‘High-Rise’: Tom Hiddleston Stars in Flashy But Chaotic Adaptation
Bizarre. Gory. Flashy. These are all words that come to mind when talking about Ben Wheatley’s faithful adaptation of JG Ballard’s novel, High-Rise. The visually stunning sci-fi thriller, starring Tom Hiddleston, will likely come as a delight to fans of the visionary dystopian story, but is definitely not for the faint of heart or the easily disgusted.
Published in 1975, Ballard’s High-Rise is a smartly crafted (and still all-too-relevant) tale of class warfare in the brutalist architecture of the post-war era. The cult novel has long since been considered to be unfilmable, despite producer Jeremy Thomas’s best efforts to prove otherwise for the last couple of decades. With that in mind, Wheatley (known for genre-bending horror comedies like Kill List, Sightseers, and A Field in England) and screenwriter Amy Jump do an admirable job of bringing the fascinating, highly complex story to screen, even though the end result doesn’t quite come together the way you might’ve hoped.

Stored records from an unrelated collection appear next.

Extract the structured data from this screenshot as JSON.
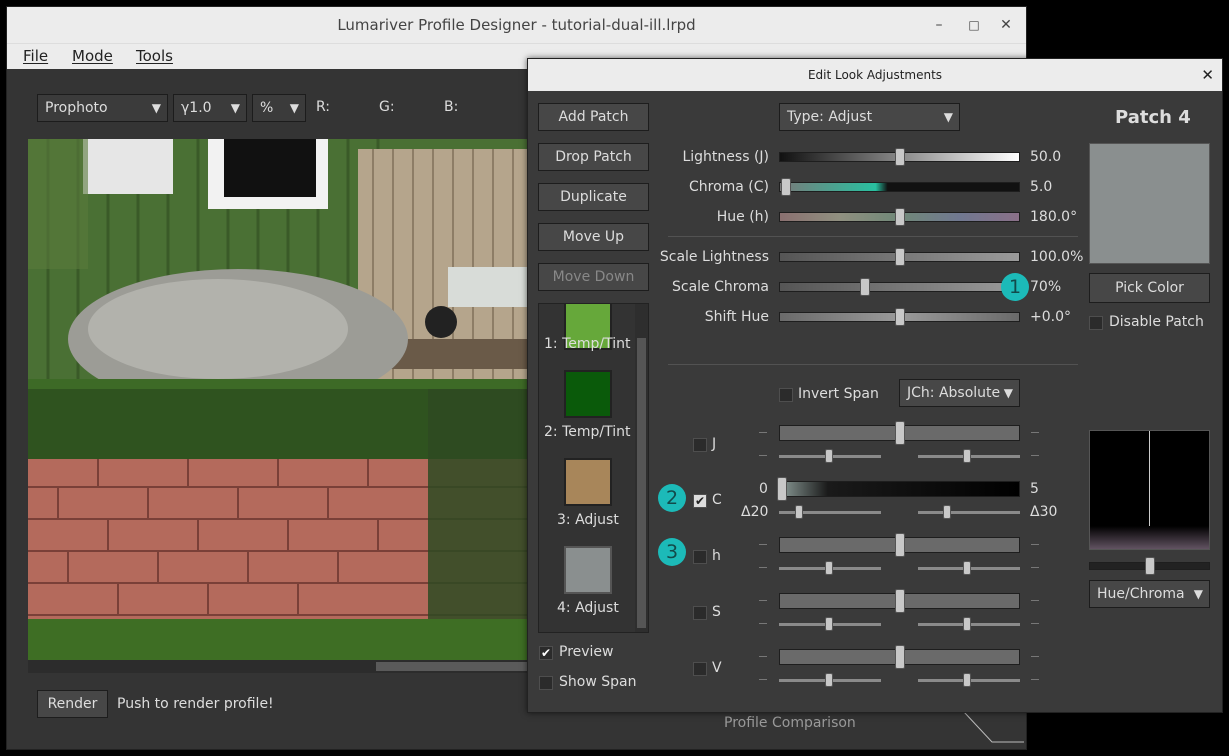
{
  "main_window": {
    "title": "Lumariver Profile Designer - tutorial-dual-ill.lrpd",
    "window_controls": {
      "minimize": "–",
      "maximize": "□",
      "close": "✕"
    },
    "menu": [
      "File",
      "Mode",
      "Tools"
    ],
    "toolbar": {
      "colorspace": "Prophoto",
      "gamma": "γ1.0",
      "unit": "%",
      "r_label": "R:",
      "g_label": "G:",
      "b_label": "B:"
    },
    "render_button": "Render",
    "render_hint": "Push to render profile!",
    "bottom_tab": "Profile Comparison"
  },
  "dialog": {
    "title": "Edit Look Adjustments",
    "close": "✕",
    "buttons": {
      "add_patch": "Add Patch",
      "drop_patch": "Drop Patch",
      "duplicate": "Duplicate",
      "move_up": "Move Up",
      "move_down": "Move Down"
    },
    "patches": [
      {
        "label": "1: Temp/Tint",
        "color": "#66a83a"
      },
      {
        "label": "2: Temp/Tint",
        "color": "#0a5a0a"
      },
      {
        "label": "3: Adjust",
        "color": "#a8865a"
      },
      {
        "label": "4: Adjust",
        "color": "#8a8f8f"
      }
    ],
    "preview": {
      "label": "Preview",
      "checked": true
    },
    "show_span": {
      "label": "Show Span",
      "checked": false
    },
    "type_select": "Type: Adjust",
    "sliders": [
      {
        "label": "Lightness (J)",
        "value": "50.0",
        "position": 0.5
      },
      {
        "label": "Chroma (C)",
        "value": "5.0",
        "position": 0.02
      },
      {
        "label": "Hue (h)",
        "value": "180.0°",
        "position": 0.5
      },
      {
        "label": "Scale Lightness",
        "value": "100.0%",
        "position": 0.5
      },
      {
        "label": "Scale Chroma",
        "value": "70%",
        "position": 0.35
      },
      {
        "label": "Shift Hue",
        "value": "+0.0°",
        "position": 0.5
      }
    ],
    "invert_span": {
      "label": "Invert Span",
      "checked": false
    },
    "span_mode": "JCh: Absolute",
    "span_rows": [
      {
        "key": "J",
        "checked": false
      },
      {
        "key": "C",
        "checked": true,
        "min": "0",
        "max": "5",
        "delta_low": "Δ20",
        "delta_high": "Δ30"
      },
      {
        "key": "h",
        "checked": false
      },
      {
        "key": "S",
        "checked": false
      },
      {
        "key": "V",
        "checked": false
      }
    ],
    "dash": "–",
    "badges": [
      "1",
      "2",
      "3"
    ],
    "patch_title": "Patch 4",
    "patch_color": "#8a8f8f",
    "pick_color": "Pick Color",
    "disable_patch": {
      "label": "Disable Patch",
      "checked": false
    },
    "plot_select": "Hue/Chroma"
  }
}
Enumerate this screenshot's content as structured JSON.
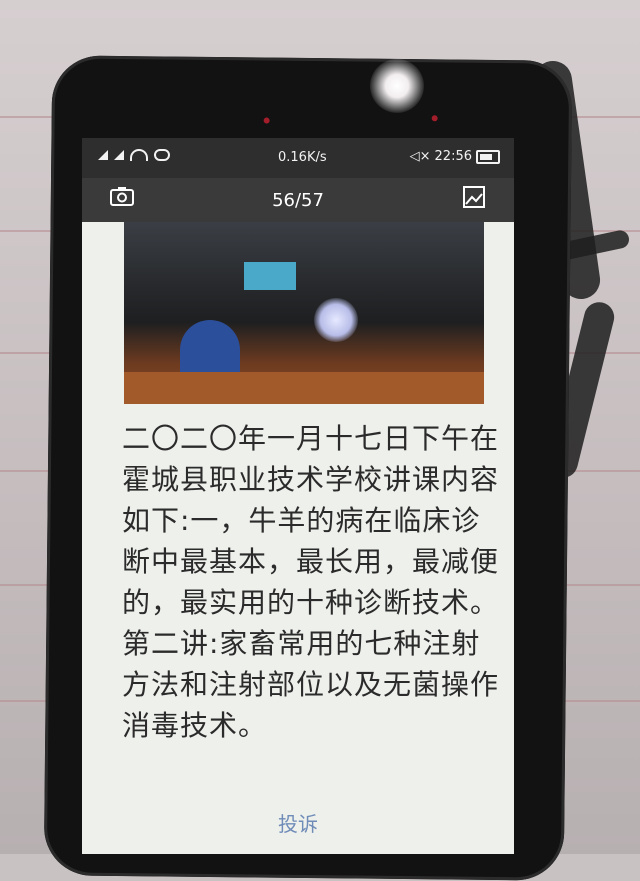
{
  "status_bar": {
    "network_speed": "0.16K/s",
    "time": "22:56"
  },
  "viewer": {
    "page_counter": "56/57"
  },
  "article": {
    "text": "二〇二〇年一月十七日下午在霍城县职业技术学校讲课内容如下:一，牛羊的病在临床诊断中最基本，最长用，最减便的，最实用的十种诊断技术。第二讲:家畜常用的七种注射方法和注射部位以及无菌操作消毒技术。"
  },
  "footer": {
    "complain_label": "投诉"
  }
}
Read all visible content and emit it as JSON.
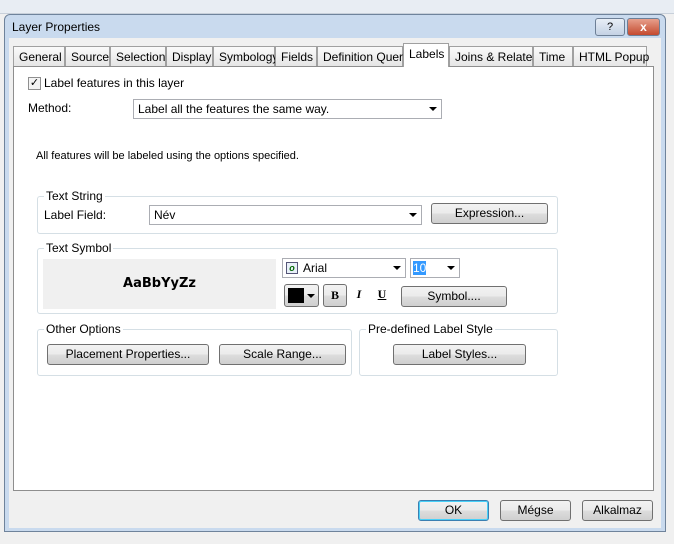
{
  "window": {
    "title": "Layer Properties",
    "help": "?",
    "close": "x"
  },
  "tabs": [
    "General",
    "Source",
    "Selection",
    "Display",
    "Symbology",
    "Fields",
    "Definition Query",
    "Labels",
    "Joins & Relates",
    "Time",
    "HTML Popup"
  ],
  "active_tab": "Labels",
  "labels": {
    "label_features": "Label features in this layer",
    "label_features_checked": true,
    "method_label": "Method:",
    "method_value": "Label all the features the same way.",
    "info": "All features will be labeled using the options specified.",
    "text_string": {
      "title": "Text String",
      "field_label": "Label Field:",
      "field_value": "Név",
      "expression": "Expression..."
    },
    "text_symbol": {
      "title": "Text Symbol",
      "preview": "AaBbYyZz",
      "font": "Arial",
      "size": "10",
      "color": "#000000",
      "bold": "B",
      "italic": "I",
      "underline": "U",
      "symbol": "Symbol...."
    },
    "other_options": {
      "title": "Other Options",
      "placement": "Placement Properties...",
      "scale": "Scale Range..."
    },
    "predefined": {
      "title": "Pre-defined Label Style",
      "styles": "Label Styles..."
    }
  },
  "footer": {
    "ok": "OK",
    "cancel": "Mégse",
    "apply": "Alkalmaz"
  }
}
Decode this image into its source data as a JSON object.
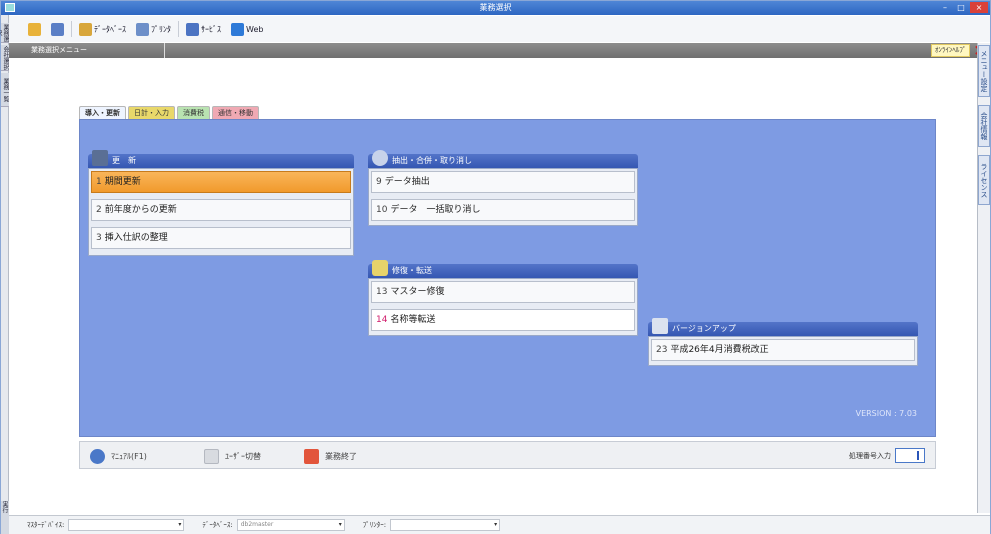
{
  "window": {
    "title": "業務選択",
    "controls": [
      "–",
      "□",
      "×"
    ]
  },
  "toolbar": {
    "buttons": [
      {
        "label": "",
        "icon": "folder-icon"
      },
      {
        "label": "",
        "icon": "tree-icon"
      },
      {
        "label": "ﾃﾞｰﾀﾍﾞｰｽ",
        "icon": "database-icon"
      },
      {
        "label": "ﾌﾟﾘﾝﾀ",
        "icon": "printer-icon"
      },
      {
        "label": "ｻｰﾋﾞｽ",
        "icon": "monitor-icon"
      },
      {
        "label": "Web",
        "icon": "web-icon"
      }
    ]
  },
  "header": {
    "label": "業務選択メニュー",
    "help_badge": "ｵﾝﾗｲﾝﾍﾙﾌﾟ",
    "close": "×"
  },
  "left_rail": [
    "業務選択",
    "会社選択",
    "業務一覧"
  ],
  "right_rail": [
    "メニュー設定",
    "会社情報",
    "ライセンス"
  ],
  "tabs": [
    {
      "label": "導入・更新"
    },
    {
      "label": "日計・入力"
    },
    {
      "label": "消費税"
    },
    {
      "label": "通信・移動"
    }
  ],
  "groups": {
    "update": {
      "title": "更　新",
      "items": [
        {
          "num": "1",
          "label": "期間更新"
        },
        {
          "num": "2",
          "label": "前年度からの更新"
        },
        {
          "num": "3",
          "label": "挿入仕訳の整理"
        }
      ]
    },
    "extract": {
      "title": "抽出・合併・取り消し",
      "items": [
        {
          "num": "9",
          "label": "データ抽出"
        },
        {
          "num": "10",
          "label": "データ　一括取り消し"
        }
      ]
    },
    "repair": {
      "title": "修復・転送",
      "items": [
        {
          "num": "13",
          "label": "マスター修復"
        },
        {
          "num": "14",
          "label": "名称等転送"
        }
      ]
    },
    "version": {
      "title": "バージョンアップ",
      "items": [
        {
          "num": "23",
          "label": "平成26年4月消費税改正"
        }
      ]
    }
  },
  "version_text": "VERSION : 7.03",
  "footer": {
    "manual": "ﾏﾆｭｱﾙ(F1)",
    "user_switch": "ﾕｰｻﾞｰ切替",
    "exit": "業務終了",
    "number_input_label": "処理番号入力"
  },
  "statusbar": {
    "master_device_label": "ﾏｽﾀｰﾃﾞﾊﾞｲｽ:",
    "database_label": "ﾃﾞｰﾀﾍﾞｰｽ:",
    "database_value": "db2master",
    "printer_label": "ﾌﾟﾘﾝﾀｰ:"
  },
  "colors": {
    "panel": "#7e9be3",
    "active_item": "#f19a2c",
    "title_bar": "#2d66c2",
    "header_bar": "#6f6f6f"
  }
}
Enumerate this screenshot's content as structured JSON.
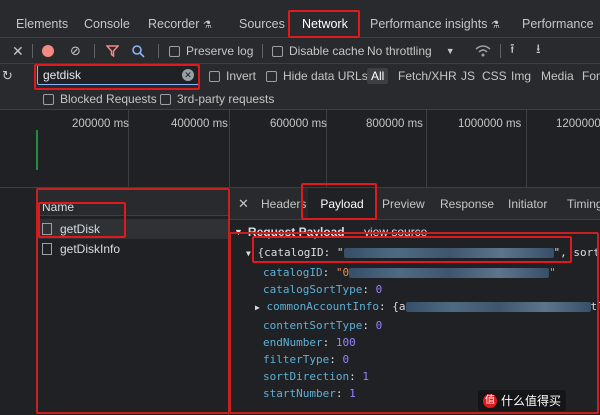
{
  "panels": {
    "tabs": [
      "Elements",
      "Console",
      "Recorder",
      "Sources",
      "Network",
      "Performance insights",
      "Performance"
    ],
    "active": "Network"
  },
  "toolbar": {
    "preserve_log": "Preserve log",
    "disable_cache": "Disable cache",
    "throttling": "No throttling"
  },
  "filter": {
    "value": "getdisk",
    "invert": "Invert",
    "hide_data_urls": "Hide data URLs",
    "types": [
      "All",
      "Fetch/XHR",
      "JS",
      "CSS",
      "Img",
      "Media",
      "Fon"
    ],
    "blocked_requests": "Blocked Requests",
    "third_party": "3rd-party requests"
  },
  "timeline": {
    "ticks": [
      "200000 ms",
      "400000 ms",
      "600000 ms",
      "800000 ms",
      "1000000 ms",
      "1200000"
    ]
  },
  "requests": {
    "header": "Name",
    "items": [
      "getDisk",
      "getDiskInfo"
    ]
  },
  "details": {
    "tabs": [
      "Headers",
      "Payload",
      "Preview",
      "Response",
      "Initiator",
      "Timing"
    ],
    "active": "Payload",
    "section_title": "Request Payload",
    "view_source": "view source",
    "payload_open": "{catalogID: \"",
    "payload_tail": "\", sortDi",
    "fields": [
      {
        "key": "catalogID",
        "value": "\"0",
        "type": "str"
      },
      {
        "key": "catalogSortType",
        "value": "0",
        "type": "num"
      },
      {
        "key": "commonAccountInfo",
        "value": "{a",
        "type": "obj",
        "tail": "tTy"
      },
      {
        "key": "contentSortType",
        "value": "0",
        "type": "num"
      },
      {
        "key": "endNumber",
        "value": "100",
        "type": "num"
      },
      {
        "key": "filterType",
        "value": "0",
        "type": "num"
      },
      {
        "key": "sortDirection",
        "value": "1",
        "type": "num"
      },
      {
        "key": "startNumber",
        "value": "1",
        "type": "num"
      }
    ]
  },
  "watermark": "什么值得买",
  "colors": {
    "highlight": "#e0191d",
    "accent": "#8ab4f8",
    "record": "#f28b82"
  }
}
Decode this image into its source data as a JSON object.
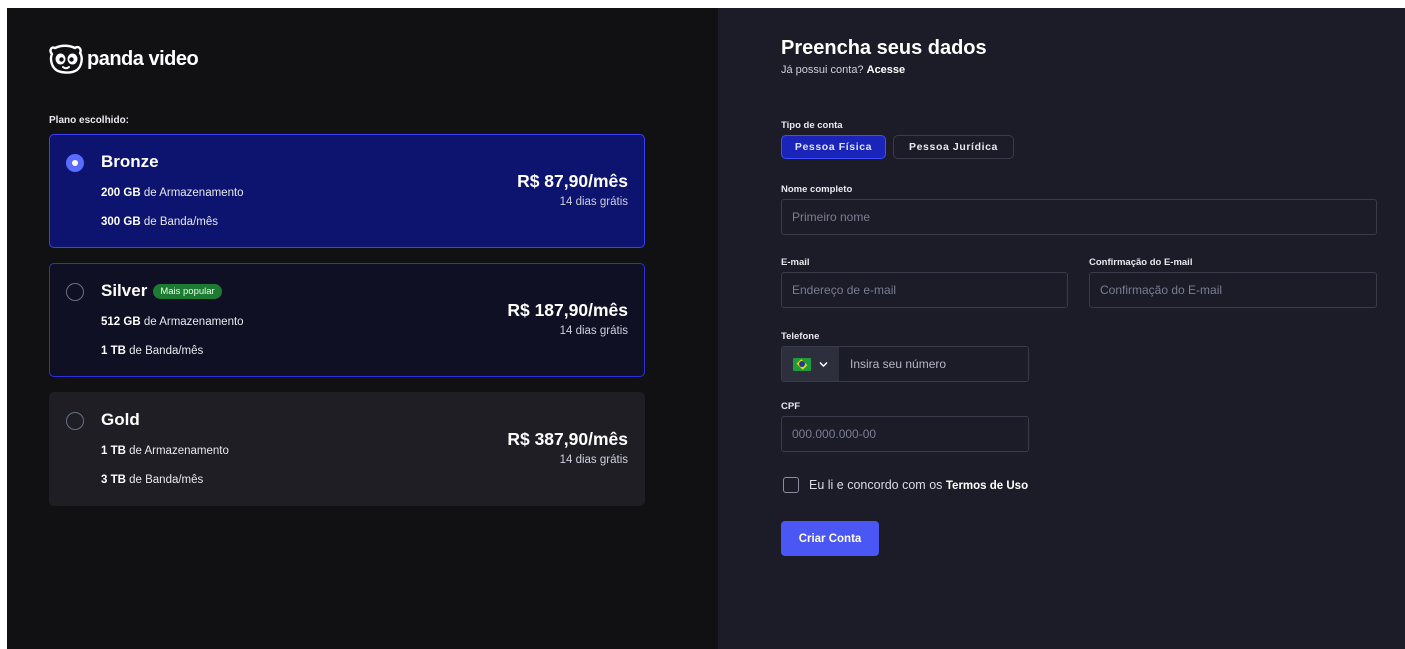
{
  "brand": {
    "name": "panda video",
    "logo_icon": "panda-face-icon"
  },
  "plans": {
    "label": "Plano escolhido:",
    "items": [
      {
        "name": "Bronze",
        "badge": "",
        "storage_value": "200 GB",
        "storage_text": " de Armazenamento",
        "bandwidth_value": "300 GB",
        "bandwidth_text": " de Banda/mês",
        "price": "R$ 87,90/mês",
        "trial": "14 dias grátis",
        "selected": true
      },
      {
        "name": "Silver",
        "badge": "Mais popular",
        "storage_value": "512 GB",
        "storage_text": " de Armazenamento",
        "bandwidth_value": "1 TB",
        "bandwidth_text": " de Banda/mês",
        "price": "R$ 187,90/mês",
        "trial": "14 dias grátis",
        "selected": false
      },
      {
        "name": "Gold",
        "badge": "",
        "storage_value": "1 TB",
        "storage_text": " de Armazenamento",
        "bandwidth_value": "3 TB",
        "bandwidth_text": " de Banda/mês",
        "price": "R$ 387,90/mês",
        "trial": "14 dias grátis",
        "selected": false
      }
    ]
  },
  "form": {
    "title": "Preencha seus dados",
    "subtitle_text": "Já possui conta? ",
    "subtitle_link": "Acesse",
    "account_type": {
      "label": "Tipo de conta",
      "options": [
        "Pessoa Física",
        "Pessoa Jurídica"
      ],
      "selected": "Pessoa Física"
    },
    "full_name": {
      "label": "Nome completo",
      "placeholder": "Primeiro nome",
      "value": ""
    },
    "email": {
      "label": "E-mail",
      "placeholder": "Endereço de e-mail",
      "value": ""
    },
    "email_confirm": {
      "label": "Confirmação do E-mail",
      "placeholder": "Confirmação do E-mail",
      "value": ""
    },
    "phone": {
      "label": "Telefone",
      "country_flag": "brazil-flag-icon",
      "placeholder": "Insira seu número",
      "value": ""
    },
    "cpf": {
      "label": "CPF",
      "placeholder": "000.000.000-00",
      "value": ""
    },
    "terms": {
      "text": "Eu li e concordo com os ",
      "link": "Termos de Uso",
      "checked": false
    },
    "submit_label": "Criar Conta"
  },
  "colors": {
    "accent": "#4a57f4",
    "selected_plan_bg": "#0d1470",
    "badge_green": "#1c7a33",
    "left_panel_bg": "#111114",
    "right_panel_bg": "#1b1c27"
  }
}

The movie stars Hiddleston as Robert Laing, a neurologist who has just moved into a towering concrete skyscraper where the floor numbers double as a signifier of each resident’s place in the building hierarchy. As a resident of a glaringly stark bachelor pad on the 25th floor, Laing is somewhere in the middle, acting as a neutral party that can float between the upper and lower levels. Bohemian single mother Charlotte (Sienna Miller) resides on the floor above him while cluttered family residents make up the lower floors — including that of Wilder (Luke Evans), a rage-filled documentary maker and his mild-mannered, pregnant wife Helen (Elisabeth Moss). Sitting above them all is the building’s architect, Royal (Jeremy Irons), who lives regally in a palatial apartment, complete with horses and a sprawling rooftop garden.
Though life in the high-rise starts off pleasantly enough for Laing, it’s not long before tensions begin to boil over and the building’s social structure turns into complete anarchy. Parties turn into sex orgies, ritualistic sacrifices, and brutal physical attacks (many of which end in either rape or murder). Wilder leads the revolt on the lower floors and Royal and his minions eventually also partake in the deranged games, at one point even kidnapping the pregnant Helen and locking her in a closet.
Throughout it all, Laing attempts to remain a detached observer, but he too can’t help but get dragged into the rising tide of violence and insanity. In one scene, he beats another resident to a bloody pulp over a can of paint in the complex’s 15th-floor supermarket. It’s one of his first real breaking points and things only escalate from there. By the time he’s crossed the three-month mark in his new home, he’s sitting on his balcony and calmly pit roasting the leg of Royal’s dog (told you this movie’s not for the faint-hearted). That startling picture is the opener for both the film and the book and it’s a great illustration of the character’s wild descent into hopeless, pet-eating madness.
This is Wheatley’s highest-profile cast to date and though Hiddleston makes for a likable enough Laing, his lead performance isn’t enough to overcome the onslaught of stomach-churning unpleasantness that this movie entails. After a while, watching scene after scene of brutal violence just becomes tedious and though there are moments here and there that you can’t help but laugh at the absurdity of it all, they’re too few and far between for the movie’s nearly two-hour running time. It doesn’t help that in his efforts to capture the full extent of the chaos, Wheatley ends up losing some of the story’s substance. As time goes on, the film starts to feel increasingly disjointed and unfocused.
To be fair, its lack of cohesiveness doesn’t make the movie any less visually arresting. High-Rise‘s real payoff comes in the form of its exquisite imagery. From the grisly close-up of skin being pulled from a human skill to the cold, concrete lines of the looming building to Laing’s paint-spattered face, every image in this movie teeters between beautiful and grotesque and the result is strangely mesmerizing. Add in Clint Mansell’s perfectly composed score and you find it hard to tear your eyes away from the screen, even as the plot starts to get repetitive.
Even without it’s heavy tendency toward style over substance, High-Rise is not the kind of film that’s suited for all tastes and it is sure to be as repulsive to some as it is thrilling to others. But it’s exactly that divisiveness that could end up making it a cult favorite, especially among Ballard and Wheatley’s many loyalists.
High-Rise released on VOD on April 28, before kicking off a limited theatrical release on May 13.